Eustace inherited the barony of Alnwick, Northumberland, coming into possession when he was of age in 1190 in return for a fine of 1300 marks. With the barony came lands in Northumberland and Yorkshire,
In 1194 Eustace attended the second coronation of Richard I. In December that year he is recorded as being with Richard I at Chinon, France. In 1199 he was one of the guarantors of a treaty between King John of England and the Count of Boulogne.
In 1200 he was one of those present when William the Lion, King of Scotland paid homage to King John at England for his English lands. In 1209 he was one of the barons who escorted William the Lion to a meeting with John.
The following year he served in King John's expedition to Ireland; but two years later, in 1212, he was accused of plotting against John, fled to Scotland, was outlawed, and had his lands seized by the Crown. His lands were given back after John submitted to the Pope and undertook to return property confiscated during the papal interdict of England.
In 1213 he refused to join in John's expedition to Poitou, and the next year withheld scutage in 1214 for the campaign there.
Despite a papal admonition to stay loyal to John, Eustace aligned himself with the Barons who compelled John to sign the Magna Carta in 1215, of which he was one of the Sureties. He was among the rebel Barons excommunicated later that year.
Marriage and Children
In 1193 Eustace married Margaret, illegitimate daughter of William the Lion, at Roxburgh, Scotland. She brought him lands in Roxburghshire. They had three sons:
In early May 1216 Eustace attempted reconciliation with John, but, after Louis of France invaded England, he set out with his half-brother Alexander II of Scotland to pay Louis homage. On the way, he was killed during a siege of Barnard Castle, County Durham.
Magna Carta 800th Anniversary Biography
by Professor Nigel Saul
"Eustace de Vesci (1169/70-1216) was one of the group referred to by contemporaries as ‘the Northerners’, the original hard-line leaders of the baronial resistance to King John. The son of William de Vesci and Burga, daughter of Robert de Stuteville, lord of Cottingham (Yorks.), he was lord of Alnwick in Northumberland and an extensive landowner in northern England. He was married to Margaret, illegitimate daughter of William the Lion, king of Scotland and half-sister of Alexander II of Scotland. At Richard the Lionheart’s second coronation in 1194, following his release from captivity in Germany, he witnessed a royal charter in favour of his father-in-law.

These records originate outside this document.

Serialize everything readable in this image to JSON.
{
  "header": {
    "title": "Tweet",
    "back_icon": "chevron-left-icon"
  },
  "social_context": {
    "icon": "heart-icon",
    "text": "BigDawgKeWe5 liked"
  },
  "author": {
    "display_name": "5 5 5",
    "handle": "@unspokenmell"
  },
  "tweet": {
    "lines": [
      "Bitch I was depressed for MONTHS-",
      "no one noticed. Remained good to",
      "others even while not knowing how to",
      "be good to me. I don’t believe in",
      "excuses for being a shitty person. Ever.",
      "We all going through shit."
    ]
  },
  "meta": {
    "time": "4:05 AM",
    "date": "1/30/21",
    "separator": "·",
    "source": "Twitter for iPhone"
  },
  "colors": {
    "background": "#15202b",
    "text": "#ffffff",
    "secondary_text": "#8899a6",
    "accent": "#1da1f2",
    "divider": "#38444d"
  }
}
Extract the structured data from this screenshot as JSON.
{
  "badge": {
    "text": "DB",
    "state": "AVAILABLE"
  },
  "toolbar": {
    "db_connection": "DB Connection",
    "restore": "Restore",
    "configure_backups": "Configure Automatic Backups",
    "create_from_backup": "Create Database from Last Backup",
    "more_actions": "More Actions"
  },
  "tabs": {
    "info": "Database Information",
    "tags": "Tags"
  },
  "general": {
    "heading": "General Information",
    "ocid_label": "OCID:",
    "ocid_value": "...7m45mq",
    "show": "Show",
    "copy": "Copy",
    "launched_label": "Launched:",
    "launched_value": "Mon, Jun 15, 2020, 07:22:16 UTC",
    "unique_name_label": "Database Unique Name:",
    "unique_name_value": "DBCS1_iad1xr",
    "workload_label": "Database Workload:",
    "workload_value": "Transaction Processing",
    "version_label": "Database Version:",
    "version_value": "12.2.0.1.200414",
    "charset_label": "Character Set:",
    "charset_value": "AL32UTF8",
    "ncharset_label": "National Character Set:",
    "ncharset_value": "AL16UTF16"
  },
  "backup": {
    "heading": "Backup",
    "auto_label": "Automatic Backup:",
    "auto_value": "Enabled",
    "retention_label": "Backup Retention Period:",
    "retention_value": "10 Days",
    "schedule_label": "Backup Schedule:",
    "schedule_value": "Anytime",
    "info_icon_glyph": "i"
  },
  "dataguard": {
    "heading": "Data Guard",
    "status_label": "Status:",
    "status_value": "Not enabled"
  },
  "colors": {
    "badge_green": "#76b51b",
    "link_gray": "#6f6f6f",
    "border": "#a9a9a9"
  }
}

"At the end of 1194 Eustace is found engaged in Richard’s service at Chinon, the great Angevin castle in Anjou, and five years later was one of the guarantors of the treaty between King John, newly succeeded to the throne, and Count Renaud of Boulogne. In 1210 he accompanied John on his expedition to attempt the pacification of Ireland. Accused in 1212, alongside another important northern lord Robert FitzWalter, of plotting against John’s life, he fled to Scotland, and his lands were seized. After John’s submission to the pope in 1213, however, he was allowed back, and a few months later he was awarded restitution of his lands, although his castles at Alnwick and Malton were destroyed. Later in 1213 in a gesture indicative of his continued defiance of the king, he refused to enlist in John’s expedition to Poitou, in south-west France, and in the following year he also refused to pay scutage (money in lieu of military service). His intense dislike of John was evidently well known to the pope who, in 1214, warned him to remain loyal to the king, since his submission to the pope regarded as a faithful son of the Church. In 1215 he was deeply involved in the military operations that led up to the making of Magna Carta, associating himself closely with a Yorkshire rebel, his kinsman Robert de Ros of Helmsley. In September he was one of a group of nine malcontent barons singled out for excommunication by the pope. Although by the following May he was seeking a reconciliation with the king, as soon as Louis, the French king’s son, took on the leadership of the baronial cause he went over to him. He met his death in late August 1216 at Barnard Castle in County Durham, where he was shot in the head by an arrow while conducting siege operations. He left a young son William, who came of age in 1226."
↑ I J Sanders. English Baronies, A Study of their Origin and Descent 1066-1327, Clarendon Press, Oxford, 1960, p. 103
Oxford Dictionary of National Biography, entry for 'Vescy [Vesci], Eustace de', print and online 2004, available online via some libraries
Dictionary of National Biography, 1885-1900, vol. 58, entry for 'Vescy, Eustace de', Wikisource
Richardson, Douglas. Royal Ancestry: A Study in Colonial and Medieval Families, 5 vols, ed. Kimball G. Everingham. Salt Lake City: the author, 2013 (Volume IV, pp. 589-90 SCOTLAND 4.vi.). See also WikiTree's source page for Royal Ancestry.
As a surety baron, Eustace de Vescy is managed by the Magna Carta Project, even though he is one of the eight barons with no traced ongoing line of descendants. ~ Noland-165 00:47, 27 January 2018 (EST)
This profile was revised for the Magna Carta Project by Michael Cayley in January 2020.